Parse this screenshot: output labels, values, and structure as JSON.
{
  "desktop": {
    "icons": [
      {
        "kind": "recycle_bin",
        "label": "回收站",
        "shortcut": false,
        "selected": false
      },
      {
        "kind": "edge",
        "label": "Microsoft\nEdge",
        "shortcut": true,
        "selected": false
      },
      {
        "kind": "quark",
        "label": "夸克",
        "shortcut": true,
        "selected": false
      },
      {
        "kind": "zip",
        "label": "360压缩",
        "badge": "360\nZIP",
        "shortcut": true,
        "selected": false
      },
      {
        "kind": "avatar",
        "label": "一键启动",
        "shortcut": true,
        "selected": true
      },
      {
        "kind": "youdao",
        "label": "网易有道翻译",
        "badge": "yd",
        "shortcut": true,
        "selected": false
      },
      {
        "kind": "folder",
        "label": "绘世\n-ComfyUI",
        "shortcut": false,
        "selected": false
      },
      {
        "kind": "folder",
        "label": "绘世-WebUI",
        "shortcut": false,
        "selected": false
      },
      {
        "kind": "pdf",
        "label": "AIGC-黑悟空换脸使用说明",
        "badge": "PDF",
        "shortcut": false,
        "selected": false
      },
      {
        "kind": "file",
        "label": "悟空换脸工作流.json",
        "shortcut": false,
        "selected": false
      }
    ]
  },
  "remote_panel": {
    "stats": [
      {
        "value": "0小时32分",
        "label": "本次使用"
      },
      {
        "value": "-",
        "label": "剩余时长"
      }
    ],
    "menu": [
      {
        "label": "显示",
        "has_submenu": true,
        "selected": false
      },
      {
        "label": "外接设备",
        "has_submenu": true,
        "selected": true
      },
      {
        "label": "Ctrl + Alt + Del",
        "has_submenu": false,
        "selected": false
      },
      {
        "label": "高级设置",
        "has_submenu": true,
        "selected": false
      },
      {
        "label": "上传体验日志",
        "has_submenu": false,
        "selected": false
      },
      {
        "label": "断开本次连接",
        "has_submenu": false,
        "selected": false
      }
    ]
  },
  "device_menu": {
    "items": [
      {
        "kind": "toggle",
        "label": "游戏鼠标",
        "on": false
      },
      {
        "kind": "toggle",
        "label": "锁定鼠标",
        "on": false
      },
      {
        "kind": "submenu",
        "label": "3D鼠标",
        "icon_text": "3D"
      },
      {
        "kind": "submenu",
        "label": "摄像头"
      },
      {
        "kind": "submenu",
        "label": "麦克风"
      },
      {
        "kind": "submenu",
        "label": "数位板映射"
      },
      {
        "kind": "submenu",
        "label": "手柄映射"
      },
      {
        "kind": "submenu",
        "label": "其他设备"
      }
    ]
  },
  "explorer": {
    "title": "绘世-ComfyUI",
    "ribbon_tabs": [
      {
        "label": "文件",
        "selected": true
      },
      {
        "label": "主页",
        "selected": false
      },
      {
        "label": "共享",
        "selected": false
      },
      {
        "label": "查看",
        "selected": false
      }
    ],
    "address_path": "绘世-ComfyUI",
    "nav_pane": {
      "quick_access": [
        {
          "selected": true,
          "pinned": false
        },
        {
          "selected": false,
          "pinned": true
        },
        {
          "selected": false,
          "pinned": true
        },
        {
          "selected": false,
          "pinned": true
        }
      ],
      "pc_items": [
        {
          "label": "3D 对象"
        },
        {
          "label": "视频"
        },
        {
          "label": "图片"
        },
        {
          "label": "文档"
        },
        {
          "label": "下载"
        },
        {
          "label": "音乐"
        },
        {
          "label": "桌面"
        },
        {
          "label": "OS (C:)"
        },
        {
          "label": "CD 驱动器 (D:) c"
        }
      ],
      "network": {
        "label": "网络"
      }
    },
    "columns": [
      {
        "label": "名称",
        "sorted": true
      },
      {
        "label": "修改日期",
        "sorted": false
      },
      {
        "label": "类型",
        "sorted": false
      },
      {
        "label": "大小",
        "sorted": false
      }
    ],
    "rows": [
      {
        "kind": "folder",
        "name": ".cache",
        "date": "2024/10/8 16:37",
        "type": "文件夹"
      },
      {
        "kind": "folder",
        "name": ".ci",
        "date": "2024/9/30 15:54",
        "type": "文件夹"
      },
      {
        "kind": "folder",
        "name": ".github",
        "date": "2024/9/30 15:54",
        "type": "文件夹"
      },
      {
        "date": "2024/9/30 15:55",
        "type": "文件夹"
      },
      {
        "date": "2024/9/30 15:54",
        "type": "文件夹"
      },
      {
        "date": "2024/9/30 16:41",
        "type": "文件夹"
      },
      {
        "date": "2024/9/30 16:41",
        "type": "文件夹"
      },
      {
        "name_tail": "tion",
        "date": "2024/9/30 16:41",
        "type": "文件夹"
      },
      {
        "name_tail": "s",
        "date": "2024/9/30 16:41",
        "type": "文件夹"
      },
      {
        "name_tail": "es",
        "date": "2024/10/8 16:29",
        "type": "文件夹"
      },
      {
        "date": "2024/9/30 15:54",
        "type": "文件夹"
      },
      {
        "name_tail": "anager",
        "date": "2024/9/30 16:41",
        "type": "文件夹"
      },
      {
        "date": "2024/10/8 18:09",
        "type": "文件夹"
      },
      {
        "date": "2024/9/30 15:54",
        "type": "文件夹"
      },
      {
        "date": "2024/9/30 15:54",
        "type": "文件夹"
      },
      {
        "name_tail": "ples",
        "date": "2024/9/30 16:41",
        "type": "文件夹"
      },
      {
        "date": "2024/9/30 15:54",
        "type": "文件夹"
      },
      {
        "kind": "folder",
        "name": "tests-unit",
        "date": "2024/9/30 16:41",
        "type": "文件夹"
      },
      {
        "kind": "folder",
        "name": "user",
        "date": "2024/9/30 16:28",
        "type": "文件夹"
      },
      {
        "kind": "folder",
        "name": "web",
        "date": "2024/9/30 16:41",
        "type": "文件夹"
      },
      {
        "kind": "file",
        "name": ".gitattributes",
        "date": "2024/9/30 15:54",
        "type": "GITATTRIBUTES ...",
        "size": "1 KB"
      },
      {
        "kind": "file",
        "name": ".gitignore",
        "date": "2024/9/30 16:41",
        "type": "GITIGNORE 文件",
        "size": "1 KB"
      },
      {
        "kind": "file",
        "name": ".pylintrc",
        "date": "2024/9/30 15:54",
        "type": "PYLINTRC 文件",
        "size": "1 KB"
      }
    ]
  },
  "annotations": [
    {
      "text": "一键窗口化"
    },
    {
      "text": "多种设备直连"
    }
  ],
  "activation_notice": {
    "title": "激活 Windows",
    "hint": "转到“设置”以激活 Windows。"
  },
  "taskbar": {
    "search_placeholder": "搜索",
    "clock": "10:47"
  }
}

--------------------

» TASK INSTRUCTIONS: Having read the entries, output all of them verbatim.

» YOUR RESPONSE:
Parse this screenshot: output labels, values, and structure as JSON.
{
  "desktop": {
    "icons": [
      {
        "kind": "recycle_bin",
        "label": "回收站",
        "shortcut": false,
        "selected": false
      },
      {
        "kind": "edge",
        "label": "Microsoft\nEdge",
        "shortcut": true,
        "selected": false
      },
      {
        "kind": "quark",
        "label": "夸克",
        "shortcut": true,
        "selected": false
      },
      {
        "kind": "zip",
        "label": "360压缩",
        "badge": "360\nZIP",
        "shortcut": true,
        "selected": false
      },
      {
        "kind": "avatar",
        "label": "一键启动",
        "shortcut": true,
        "selected": true
      },
      {
        "kind": "youdao",
        "label": "网易有道翻译",
        "badge": "yd",
        "shortcut": true,
        "selected": false
      },
      {
        "kind": "folder",
        "label": "绘世\n-ComfyUI",
        "shortcut": false,
        "selected": false
      },
      {
        "kind": "folder",
        "label": "绘世-WebUI",
        "shortcut": false,
        "selected": false
      },
      {
        "kind": "pdf",
        "label": "AIGC-黑悟空换脸使用说明",
        "badge": "PDF",
        "shortcut": false,
        "selected": false
      },
      {
        "kind": "file",
        "label": "悟空换脸工作流.json",
        "shortcut": false,
        "selected": false
      }
    ]
  },
  "remote_panel": {
    "stats": [
      {
        "value": "0小时32分",
        "label": "本次使用"
      },
      {
        "value": "-",
        "label": "剩余时长"
      }
    ],
    "menu": [
      {
        "label": "显示",
        "has_submenu": true,
        "selected": false
      },
      {
        "label": "外接设备",
        "has_submenu": true,
        "selected": true
      },
      {
        "label": "Ctrl + Alt + Del",
        "has_submenu": false,
        "selected": false
      },
      {
        "label": "高级设置",
        "has_submenu": true,
        "selected": false
      },
      {
        "label": "上传体验日志",
        "has_submenu": false,
        "selected": false
      },
      {
        "label": "断开本次连接",
        "has_submenu": false,
        "selected": false
      }
    ]
  },
  "device_menu": {
    "items": [
      {
        "kind": "toggle",
        "label": "游戏鼠标",
        "on": false
      },
      {
        "kind": "toggle",
        "label": "锁定鼠标",
        "on": false
      },
      {
        "kind": "submenu",
        "label": "3D鼠标",
        "icon_text": "3D"
      },
      {
        "kind": "submenu",
        "label": "摄像头"
      },
      {
        "kind": "submenu",
        "label": "麦克风"
      },
      {
        "kind": "submenu",
        "label": "数位板映射"
      },
      {
        "kind": "submenu",
        "label": "手柄映射"
      },
      {
        "kind": "submenu",
        "label": "其他设备"
      }
    ]
  },
  "explorer": {
    "title": "绘世-ComfyUI",
    "ribbon_tabs": [
      {
        "label": "文件",
        "selected": true
      },
      {
        "label": "主页",
        "selected": false
      },
      {
        "label": "共享",
        "selected": false
      },
      {
        "label": "查看",
        "selected": false
      }
    ],
    "address_path": "绘世-ComfyUI",
    "nav_pane": {
      "quick_access": [
        {
          "selected": true,
          "pinned": false
        },
        {
          "selected": false,
          "pinned": true
        },
        {
          "selected": false,
          "pinned": true
        },
        {
          "selected": false,
          "pinned": true
        }
      ],
      "pc_items": [
        {
          "label": "3D 对象"
        },
        {
          "label": "视频"
        },
        {
          "label": "图片"
        },
        {
          "label": "文档"
        },
        {
          "label": "下载"
        },
        {
          "label": "音乐"
        },
        {
          "label": "桌面"
        },
        {
          "label": "OS (C:)"
        },
        {
          "label": "CD 驱动器 (D:) c"
        }
      ],
      "network": {
        "label": "网络"
      }
    },
    "columns": [
      {
        "label": "名称",
        "sorted": true
      },
      {
        "label": "修改日期",
        "sorted": false
      },
      {
        "label": "类型",
        "sorted": false
      },
      {
        "label": "大小",
        "sorted": false
      }
    ],
    "rows": [
      {
        "kind": "folder",
        "name": ".cache",
        "date": "2024/10/8 16:37",
        "type": "文件夹"
      },
      {
        "kind": "folder",
        "name": ".ci",
        "date": "2024/9/30 15:54",
        "type": "文件夹"
      },
      {
        "kind": "folder",
        "name": ".github",
        "date": "2024/9/30 15:54",
        "type": "文件夹"
      },
      {
        "date": "2024/9/30 15:55",
        "type": "文件夹"
      },
      {
        "date": "2024/9/30 15:54",
        "type": "文件夹"
      },
      {
        "date": "2024/9/30 16:41",
        "type": "文件夹"
      },
      {
        "date": "2024/9/30 16:41",
        "type": "文件夹"
      },
      {
        "name_tail": "tion",
        "date": "2024/9/30 16:41",
        "type": "文件夹"
      },
      {
        "name_tail": "s",
        "date": "2024/9/30 16:41",
        "type": "文件夹"
      },
      {
        "name_tail": "es",
        "date": "2024/10/8 16:29",
        "type": "文件夹"
      },
      {
        "date": "2024/9/30 15:54",
        "type": "文件夹"
      },
      {
        "name_tail": "anager",
        "date": "2024/9/30 16:41",
        "type": "文件夹"
      },
      {
        "date": "2024/10/8 18:09",
        "type": "文件夹"
      },
      {
        "date": "2024/9/30 15:54",
        "type": "文件夹"
      },
      {
        "date": "2024/9/30 15:54",
        "type": "文件夹"
      },
      {
        "name_tail": "ples",
        "date": "2024/9/30 16:41",
        "type": "文件夹"
      },
      {
        "date": "2024/9/30 15:54",
        "type": "文件夹"
      },
      {
        "kind": "folder",
        "name": "tests-unit",
        "date": "2024/9/30 16:41",
        "type": "文件夹"
      },
      {
        "kind": "folder",
        "name": "user",
        "date": "2024/9/30 16:28",
        "type": "文件夹"
      },
      {
        "kind": "folder",
        "name": "web",
        "date": "2024/9/30 16:41",
        "type": "文件夹"
      },
      {
        "kind": "file",
        "name": ".gitattributes",
        "date": "2024/9/30 15:54",
        "type": "GITATTRIBUTES ...",
        "size": "1 KB"
      },
      {
        "kind": "file",
        "name": ".gitignore",
        "date": "2024/9/30 16:41",
        "type": "GITIGNORE 文件",
        "size": "1 KB"
      },
      {
        "kind": "file",
        "name": ".pylintrc",
        "date": "2024/9/30 15:54",
        "type": "PYLINTRC 文件",
        "size": "1 KB"
      }
    ]
  },
  "annotations": [
    {
      "text": "一键窗口化"
    },
    {
      "text": "多种设备直连"
    }
  ],
  "activation_notice": {
    "title": "激活 Windows",
    "hint": "转到“设置”以激活 Windows。"
  },
  "taskbar": {
    "search_placeholder": "搜索",
    "clock": "10:47"
  }
}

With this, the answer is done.